If you had a bullish portfolio this spring, you're feeling pretty good right about now. The market (S&P500) is up almost 20% since the lows of February. Tesla (NASDAQ:TSLA) is up 60%, Amazon (NASDAQ:AMZN) is up 56%, Nvidia (NASDAQ:NVDA) is up 128%.
This leads to the question, what has changed since then?
The first point was the fears of a US recession have been denied by a sprawling jobs market and increased consumer spending.
A lot of market experts feared that we would get into a recession with negative GDP growth. (Two quarters with consecutive negative growth is considered a recession.)
US GDP Quarterly Change (Year-over-Year)
Although spending by everyday Americans, the lifeblood of the world's largest economy, grew at the slowest pace in two years. It only grew at a 1.5% annual pace in the first quarter, compared to the estimate of 1.9%. Representing more than two-thirds of the demand in the economy, consumer spending is one of the key indicators of a healthy US economy.
The second point was China with their debt piling on and people start to think it's 2008 all over again.
The biggest difference is that China has many more levers to pull with fiscal (political) and monetary policies. This was clearly shown in May when their manufacturing numbers came out.
Beijing's frontloading of monetary and fiscal stimulus early this year should make it easier for China to reach its 2016 growth target of at least 6.5% this year.
The third point was oil. It had plummeted 40% from November to January and it looked like the whole market was going to crash and burn.
However, after multiple rigs were taken offline and Canadian wildfires brought down the production price rebounded.
So where do we go from here?
The US economy looks strong and will deliver GDP growth of 2.4%-2.7% next two quarters.
We revise up 3Q GDP growth to 2.4% and 4Q to 2.7% due to inventory restocking. This translates to only 1.5% growth this year. Much of the recent weakness owes to mismanagement of inventories, energy and trade shocks. "Core" GDP growth looks healthy. The shocks are fading, allowing for better headline growth in 2H. This would give the Fed the option for a December hike. - Bank of America

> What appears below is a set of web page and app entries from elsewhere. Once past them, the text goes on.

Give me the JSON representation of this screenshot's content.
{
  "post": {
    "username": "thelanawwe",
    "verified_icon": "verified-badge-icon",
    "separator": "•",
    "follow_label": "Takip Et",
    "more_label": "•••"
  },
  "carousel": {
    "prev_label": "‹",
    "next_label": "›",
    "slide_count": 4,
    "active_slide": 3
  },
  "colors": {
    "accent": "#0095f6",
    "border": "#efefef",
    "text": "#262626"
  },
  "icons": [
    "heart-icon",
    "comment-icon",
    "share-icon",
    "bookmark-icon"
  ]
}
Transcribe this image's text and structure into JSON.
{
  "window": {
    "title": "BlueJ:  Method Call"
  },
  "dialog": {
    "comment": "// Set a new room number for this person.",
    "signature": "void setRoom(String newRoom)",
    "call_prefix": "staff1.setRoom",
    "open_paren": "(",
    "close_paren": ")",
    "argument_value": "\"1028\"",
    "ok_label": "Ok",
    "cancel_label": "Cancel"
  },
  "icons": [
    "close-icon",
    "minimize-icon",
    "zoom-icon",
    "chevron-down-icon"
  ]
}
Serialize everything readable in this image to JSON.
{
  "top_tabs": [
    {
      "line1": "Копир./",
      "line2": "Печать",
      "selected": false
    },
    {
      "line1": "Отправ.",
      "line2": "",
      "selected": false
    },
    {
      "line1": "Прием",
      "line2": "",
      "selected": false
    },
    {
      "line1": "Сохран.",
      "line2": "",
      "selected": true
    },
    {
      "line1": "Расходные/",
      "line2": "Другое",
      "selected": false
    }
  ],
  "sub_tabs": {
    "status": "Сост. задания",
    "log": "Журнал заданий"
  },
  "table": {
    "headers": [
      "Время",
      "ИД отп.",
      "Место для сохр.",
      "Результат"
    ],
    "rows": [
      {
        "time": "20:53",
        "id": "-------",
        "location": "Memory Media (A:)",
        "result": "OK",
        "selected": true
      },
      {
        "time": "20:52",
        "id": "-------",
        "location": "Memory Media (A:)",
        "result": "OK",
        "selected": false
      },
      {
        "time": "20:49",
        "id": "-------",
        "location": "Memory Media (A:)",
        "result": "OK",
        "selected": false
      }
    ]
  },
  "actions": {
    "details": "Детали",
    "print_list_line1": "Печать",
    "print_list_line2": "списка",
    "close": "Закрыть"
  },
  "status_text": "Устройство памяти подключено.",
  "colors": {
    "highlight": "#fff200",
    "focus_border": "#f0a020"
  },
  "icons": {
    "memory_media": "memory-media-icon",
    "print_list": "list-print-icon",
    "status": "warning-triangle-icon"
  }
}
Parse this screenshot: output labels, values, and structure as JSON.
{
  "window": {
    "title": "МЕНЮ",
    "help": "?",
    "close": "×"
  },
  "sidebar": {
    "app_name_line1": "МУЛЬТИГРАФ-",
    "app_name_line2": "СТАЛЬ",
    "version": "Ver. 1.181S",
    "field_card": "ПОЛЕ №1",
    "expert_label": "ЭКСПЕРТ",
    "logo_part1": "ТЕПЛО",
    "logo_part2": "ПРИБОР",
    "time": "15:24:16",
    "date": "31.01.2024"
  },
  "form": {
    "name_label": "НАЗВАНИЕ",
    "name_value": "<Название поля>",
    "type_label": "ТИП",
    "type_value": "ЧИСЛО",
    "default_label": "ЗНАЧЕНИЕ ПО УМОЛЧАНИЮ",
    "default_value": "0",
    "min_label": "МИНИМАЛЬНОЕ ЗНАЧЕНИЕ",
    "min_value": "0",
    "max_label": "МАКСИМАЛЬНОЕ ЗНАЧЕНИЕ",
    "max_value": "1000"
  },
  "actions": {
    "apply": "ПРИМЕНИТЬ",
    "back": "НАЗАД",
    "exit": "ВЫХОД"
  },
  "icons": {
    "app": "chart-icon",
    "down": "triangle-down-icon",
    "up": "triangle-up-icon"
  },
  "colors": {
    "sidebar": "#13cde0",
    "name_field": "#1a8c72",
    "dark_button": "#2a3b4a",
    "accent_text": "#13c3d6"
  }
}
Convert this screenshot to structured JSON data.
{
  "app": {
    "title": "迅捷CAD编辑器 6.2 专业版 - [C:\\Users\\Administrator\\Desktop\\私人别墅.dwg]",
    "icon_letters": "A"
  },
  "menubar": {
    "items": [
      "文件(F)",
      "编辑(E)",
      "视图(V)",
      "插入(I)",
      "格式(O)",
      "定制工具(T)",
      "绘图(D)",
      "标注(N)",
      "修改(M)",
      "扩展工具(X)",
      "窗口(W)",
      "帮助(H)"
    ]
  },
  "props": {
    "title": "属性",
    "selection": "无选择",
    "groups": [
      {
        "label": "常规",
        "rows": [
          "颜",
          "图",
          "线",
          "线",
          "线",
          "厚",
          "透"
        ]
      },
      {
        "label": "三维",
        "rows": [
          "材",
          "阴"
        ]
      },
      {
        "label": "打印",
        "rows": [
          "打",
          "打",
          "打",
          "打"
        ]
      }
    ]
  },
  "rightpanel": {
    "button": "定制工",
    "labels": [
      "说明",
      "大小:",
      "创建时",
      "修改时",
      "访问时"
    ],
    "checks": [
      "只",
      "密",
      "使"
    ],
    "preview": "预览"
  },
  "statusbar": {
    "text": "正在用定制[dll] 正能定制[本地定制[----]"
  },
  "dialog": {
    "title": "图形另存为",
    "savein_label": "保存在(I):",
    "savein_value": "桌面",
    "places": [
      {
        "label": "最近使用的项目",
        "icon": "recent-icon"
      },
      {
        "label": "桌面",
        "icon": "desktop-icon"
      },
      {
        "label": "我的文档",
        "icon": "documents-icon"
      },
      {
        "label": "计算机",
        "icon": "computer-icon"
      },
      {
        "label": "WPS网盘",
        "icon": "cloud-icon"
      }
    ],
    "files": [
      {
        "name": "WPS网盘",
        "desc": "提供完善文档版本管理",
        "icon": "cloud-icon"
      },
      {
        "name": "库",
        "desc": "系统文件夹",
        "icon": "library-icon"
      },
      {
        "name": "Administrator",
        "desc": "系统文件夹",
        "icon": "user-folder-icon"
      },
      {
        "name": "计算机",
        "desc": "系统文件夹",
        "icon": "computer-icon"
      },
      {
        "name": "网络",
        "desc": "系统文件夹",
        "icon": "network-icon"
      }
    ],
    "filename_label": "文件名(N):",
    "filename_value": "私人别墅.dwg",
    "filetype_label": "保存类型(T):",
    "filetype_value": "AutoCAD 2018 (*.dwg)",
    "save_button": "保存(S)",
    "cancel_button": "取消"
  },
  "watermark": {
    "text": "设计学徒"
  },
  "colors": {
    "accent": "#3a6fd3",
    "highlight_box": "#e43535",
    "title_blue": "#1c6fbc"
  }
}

The Chinese economy will hit its targets for this year, but increases the future risk of an economic crisis.
We expect output expansion to slow in the second half of the year, averaging 6.5 percent in 2016 and 6.1 percent in 201. We anticipate the policy rates to be reduced by 25 bps by year-end. China's inflation remains manageable, allowing for further stimulus. - Scotiabank
Oil will drop further.
Prices could dip a little further, but none of the market watchers expect a retreat to the $20s. Nor do they see prices going much above $50. Also, most investment banks haven't changed their long-term price forecasts for crude oil to be near $50 toward year's end. -US Bank
The conclusion is, don't expect another 20% rally in the market but don't expect a crash either. It will chug along in its channel and will be an excellent opportunity for stock-pickers to outperform the market.